The great stories of American graft and corruption tend to examine either the top or the bottom of the pyramid, either to the Madoffs who concoct the Ponzi schemes or the many tiny victims they ultimately grind up. Guys like Hunter occupy the layer below the bigger, richer scammers on top — the folks who sell just enough Amway, just enough Mary Kay, just enough subscriptions to keep themselves in scotch, gold watches and Cadillacs. It is usually the friends of their fathers, or their own clients, who are buying.
Joe Biden remains largely off-stage, although Hunter goes to great lengths to defend his father against allegations that he plagiarized speeches by former British Labour Party leader Neil Kinnock, and that he was far too cozy with segregationist senators like Jesse Helms and Strom Thurmond. The Bidens père and fils, sentimental, undisciplined and absurdly lucky, are perhaps not as different as they might appear. Joe simply enjoyed better mentors, lifelong sobriety and the glow of the unique political talent of President Barack Obama; that he’s currently residing in the White House is the result of a once-in-a-century pandemic as much as anything else.

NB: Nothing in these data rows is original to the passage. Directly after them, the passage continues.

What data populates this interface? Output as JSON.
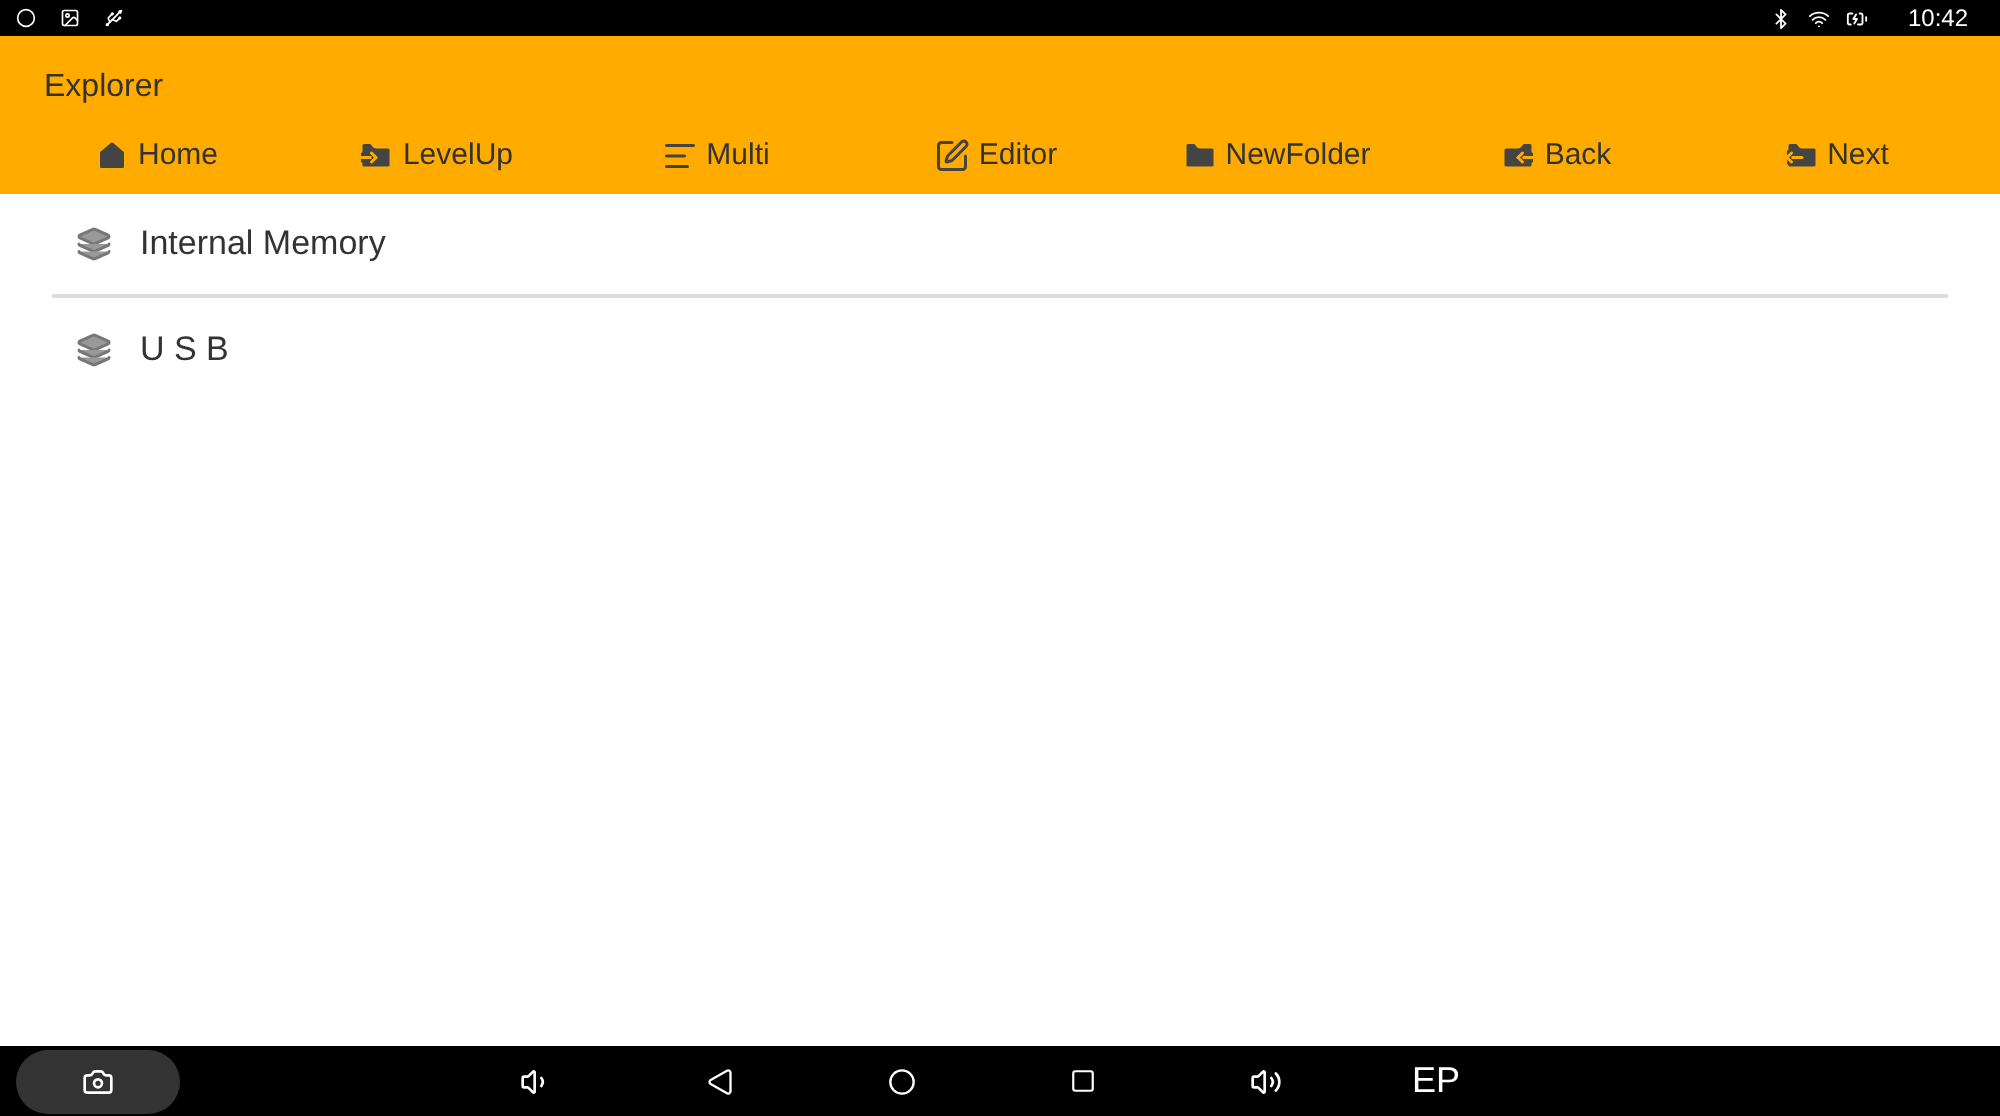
{
  "status_bar": {
    "time": "10:42"
  },
  "app_bar": {
    "title": "Explorer",
    "actions": [
      {
        "kind": "home",
        "label": "Home"
      },
      {
        "kind": "levelup",
        "label": "LevelUp"
      },
      {
        "kind": "multi",
        "label": "Multi"
      },
      {
        "kind": "editor",
        "label": "Editor"
      },
      {
        "kind": "newfolder",
        "label": "NewFolder"
      },
      {
        "kind": "back",
        "label": "Back"
      },
      {
        "kind": "next",
        "label": "Next"
      }
    ]
  },
  "storage_list": [
    {
      "label": "Internal Memory"
    },
    {
      "label": "U S B"
    }
  ],
  "nav_bar": {
    "ep_label": "EP"
  }
}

At the conclusion of Beautiful Things, Hunter is saved for the umpteenth time from his own worst impulses, this time by a South African woman named Melissa, whose piercing blue eyes remind Hunter of his late brother’s and his late brother’s wife’s. (Hunter somewhat scandalously saw his sister-in-law, Hallie Biden, for a time after Beau’s death.) Hunter and Melissa get married in a shotgun wedding and Hunter begins to paint again, although it is unclear that he has ever painted before. Does it matter?
Freud writes that one “feels inclined to say that the intention that man should be ‘happy’ is not included in the plan of ‘Creation.’ ” For those to the manner born in the United States today, one wonders whether a man should be anything but.
I hope you found this article important. Before you leave, I want to ask you to consider supporting our work with a donation. In These Times needs readers like you to help sustain our mission. We don’t depend on—or want—corporate advertising or deep-pocketed billionaires to fund our journalism. We’re supported by you, the reader, so we can focus on covering the issues that matter most to the progressive movement without fear or compromise.
Our work isn’t hidden behind a paywall because of people like you who support our journalism. We want to keep it that way. If you value the work we do and the movements we cover, please consider donating to In These Times.
Jacob Bacharach is a novelist and critic. He lives in Pittsburgh, Pa. and Blacksburg, Va.